How teachers and students can achieve positive mindsets in minutes

How teachers and students can achieve positive mindsets in minutes

Across Australia, staff shortages, increased workloads and the ongoing COVID-19 pandemic are posing massive operational challenges for schools.

Meanwhile, staff and students are struggling with a range of mental health issues bought on by the hardship and uncertainty associated with the pandemic, and the issues that existed long before it.

Earlier this month, a new study found there is a now a resounding focus on mental health and wellbeing across every state and every school in Australia.

According to the research, conducted by Schools Plus, over 38% of respondents said mental health and wellbeing was their primary priority – ahead of literacy and numeracy, STEM, and family and community engagement. Of schools significantly impacted by COVID-19, this number shot up to 50%.

To help school communities cope, Queensland-based global start-up, Positive Prime, has launched an online platform that makes positive psychology exercises simple and accessible, with a library of customisable neuroscience-backed sessions aimed at priming the mind. 

Positive Prime is built from the merger of a range of psychological solutions and highly effective clinically evaluated techniques to eliminate negative thinking patterns and replace them with a healthy, positive mindset.

Positive Prime CEO and Founder, Kim Serafini, says the platform has been shown to produces four key outcomes in schools – calmer classrooms, happier teachers, consolidation of school values and guidelines, and the spread of positivity.

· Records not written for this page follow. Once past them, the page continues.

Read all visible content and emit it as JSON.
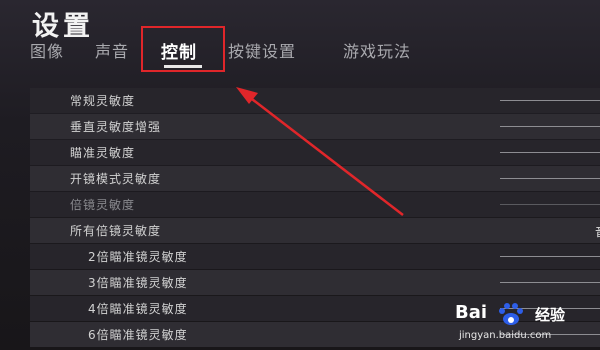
{
  "page": {
    "title": "设置"
  },
  "tabs": [
    {
      "label": "图像",
      "active": false
    },
    {
      "label": "声音",
      "active": false
    },
    {
      "label": "控制",
      "active": true
    },
    {
      "label": "按键设置",
      "active": false
    },
    {
      "label": "游戏玩法",
      "active": false
    }
  ],
  "settings": [
    {
      "label": "常规灵敏度"
    },
    {
      "label": "垂直灵敏度增强"
    },
    {
      "label": "瞄准灵敏度"
    },
    {
      "label": "开镜模式灵敏度"
    },
    {
      "label": "倍镜灵敏度"
    },
    {
      "label": "所有倍镜灵敏度"
    },
    {
      "label": "2倍瞄准镜灵敏度"
    },
    {
      "label": "3倍瞄准镜灵敏度"
    },
    {
      "label": "4倍瞄准镜灵敏度"
    },
    {
      "label": "6倍瞄准镜灵敏度"
    }
  ],
  "edge_glyph": "音",
  "annotation": {
    "highlight_color": "#e0262a"
  },
  "watermark": {
    "logo_text": "Bai",
    "logo_suffix": "经验",
    "url": "jingyan.baidu.com"
  }
}
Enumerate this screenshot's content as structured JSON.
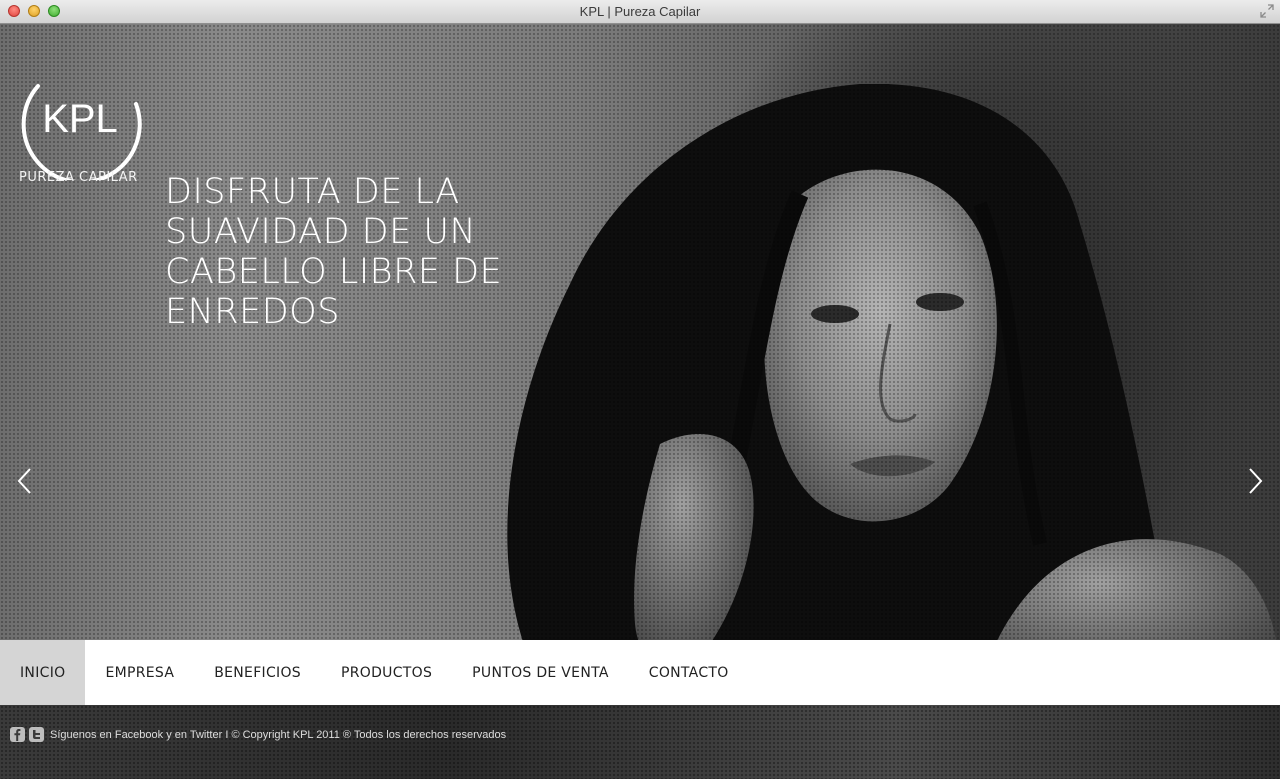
{
  "window": {
    "title": "KPL | Pureza Capilar"
  },
  "logo": {
    "mark": "KPL",
    "tagline": "PUREZA CAPILAR"
  },
  "hero": {
    "headline_lines": [
      "DISFRUTA DE LA",
      "SUAVIDAD DE UN",
      "CABELLO LIBRE DE",
      "ENREDOS"
    ]
  },
  "nav": {
    "items": [
      {
        "label": "INICIO",
        "active": true
      },
      {
        "label": "EMPRESA"
      },
      {
        "label": "BENEFICIOS"
      },
      {
        "label": "PRODUCTOS"
      },
      {
        "label": "PUNTOS DE VENTA"
      },
      {
        "label": "CONTACTO"
      }
    ]
  },
  "footer": {
    "follow_prefix": "Síguenos en",
    "facebook": "Facebook",
    "conj": "y en",
    "twitter": "Twitter",
    "copyright": "I © Copyright KPL 2011 ® Todos los derechos reservados"
  },
  "icons": {
    "facebook": "facebook-icon",
    "twitter": "twitter-icon",
    "prev": "chevron-left-icon",
    "next": "chevron-right-icon"
  }
}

“For the kids to feel notably different after spending some time focusing on their mindset, has been really significant,” Serafini told The Educator.

“It’s about being primed for learning - teachers can’t teach if the student isn’t ready to learn. The students have been notably more positively engaged in classroom activities and tasks, and sessions are being used in classrooms as a foundational habit for teachers and students to start their days in a positive frame of mind.”

Serafini said a strong classroom focus on positivity becomes essential to how students approach learning a new task or subject, and becomes part of how they write, problem-solve, how they make choices about when and how to do work, and how to approach relationships.

“It’s also about integrating those learnings into how to approach school rules, values, and core learning messages,” she said.

“However, the most notable outcome for me, has been how the teachers have responded.”

Serafini said teachers have found they are better mentally prepared to tackle any challenges of the day and overcome negative thoughts with proven, scientific techniques.

“We all know what it feels like to be out of gas - Positive Prime is like filling up the tank for the day to ensure the best outcomes for students and teachers.”

Serafini said the platform also has important benefits to struggling school leaders.

“The most tangible and immediate impact of using Positive Prime in schools for principals, is that it alleviates part of the task of providing accessible support to the staff and student body,” she said.

“It’s an intervention technology that really equips a community with access to wellbeing solutions.”

Brisbane classroom teacher, Vari McGowan, has embraced Positive Prime as an essential classroom tool to help her and her students get in a positive mindset, focus on learning, and embrace positive learning behaviours.

“I know, as a teacher, we become overwhelmed with expectations – it’s easy for a teacher to take on a very negative bias, and then that gets put on to the kids in our class,” McGowan said.

“I’m now using positive psychology techniques every day in my classroom – but I think we need to get teachers using it to be prepared and ready for a day teaching kids. It’s going to lower the cortisol levels of that teacher to have a massive impact on a classroom environment just by teachers being calmer, more relaxed, more open, more empathetic.”